One bad class can derail your training, or you can take it as gift from god and use it to fuel the jet engines; I chose the latter.  It's so simple.  It's a decision.  You just  decide to be excellent.

I went to class on Thursday night with more steel.  I had a better class.  I rolled with my favorite sparring partner (another female).  Her speed is like some kind of hyperspace situation, and I relish the challenge of working around it.  I practiced my triangle move a few times, and actually locked it one time.  I am only giving myself half credit for that one however, because my opponent was a poor unsuspecting white belt who had no idea why I was locking my knee and ankle around his head.

Friday night our school had a no-gi class, which I did not attend due to a 330 am wake up time for work on Saturday (for a project my team was working on).  I did however, do a great kettel bell/club bell  workout.  Three sets of: 5 swings to order with the CB, one 10 pound CB in each hand, followed by 10 swings to order, and then overhead and down toward the back, 20 KB snatches, and 5 windmills on each side using the press movement, AND overhead rows with the KB.  The overhead row involved placing a towel through the loop of the KB, and laying back on a large exercise ball.  Since the ball elevated my body, I had a wide range of motion for the row, plus I had to use all my core strength to keep my balance, which was also busy lifting the KB.  All in all, it was a great workout.

Saturday afternoon, I was off work early (due to our adjusted schedule), so I was able to catch a 430 Bikram yoga class.  I think I have mentioned before that the left side of the Bikram studio I go to is slightly warmer than the right.  Well, the week had already been pretty intense, so I opted for the "cooler" side of the room.  This turned out to be a great choice, as I worked extra hard on going deeper into the stretches than ever.

I was thinking about food issues this week.  Women in their 40's need to pay closer attention to metabolism rates, joints, and core strength.  We are perfectly capable of performing as well as our younger opponents, but we cannot slack off with Mallomars and ice cream.  I stick to plant based diet, with lean proteins and clean carbohydrates.  I am not one of those people who is allergic to everything, but I have noticed a marked improvement in my performance when I keep my sugar and wheat intake to the bare minimum.  I opt for rice or quinoa based carbohydrate sources.   I eat heaps of salads and vegetable stir-frys, and I DO use salad dressing and oil for cooking.  Fat does not really affect my weight so much, but if I start eating too much wheat and sugar, oh dear, all things bad will happen; my mood crashes, I get bloated, and my energy drops, not good.

Oh, and please drink copious amounts of water!!!!!    That's enough for now, I am off to bed.


  1. Loves!

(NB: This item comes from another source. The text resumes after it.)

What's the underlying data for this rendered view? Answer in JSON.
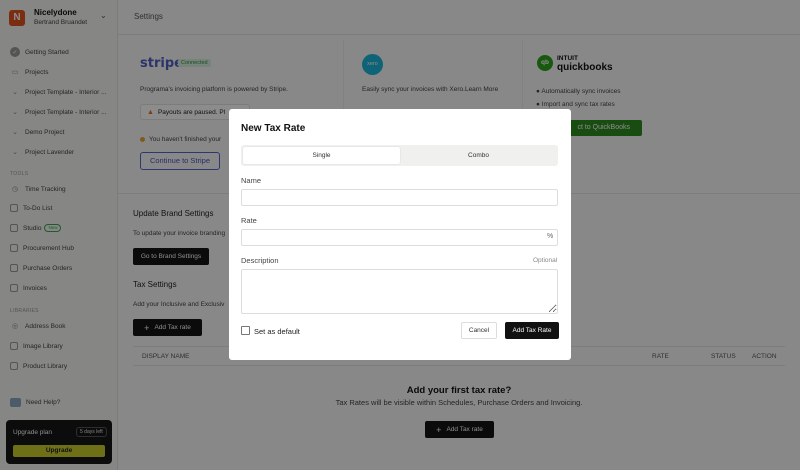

I love hearing the whine boo hiss sucker in the dirt.

    I also loves the entire paragraph about a bad training session can derail you, or you choose excellence. Bravo! Keep it up, woman!

  2. Thank you so much for this post. I finished a class tonight and felt like I had no business even wearing my white belt. I expected people to stop speaking to me. I felt weak, uncoordinated, like I wasn't learning and like I had no business sparring. Reading this was a huge help and I know I just need to get up and head for class Monday. Thanks!

  3. Megan- Welcome to BJJ! I am glad you enjoyed my post.

    Everyone, and I mean EVERYONE, experiences moments, sometimes entire weeks, filled with frustration and despair. Do not allow the devil of those frustrated moments to keep you out of class. I firmly believe these are some of the most important classes in martial arts training. This is where you learn perseverance, commitment, and focus.

    These periods of "uneveness" are usually followed up by a surge forward. About two months ago, one of my classmates told me he had been feeling beat up and defeated. (He was a white belt at the time) "Everyone is tapping me, where is my technique?" Three weeks later we had a class together (which is rare, as his schedule is different from mine) and he was sporting a new blue belt. I laughed and said, "Hey! What about all that complaining before?" His perseverance paid off. His focus and strength propelled him to a new level.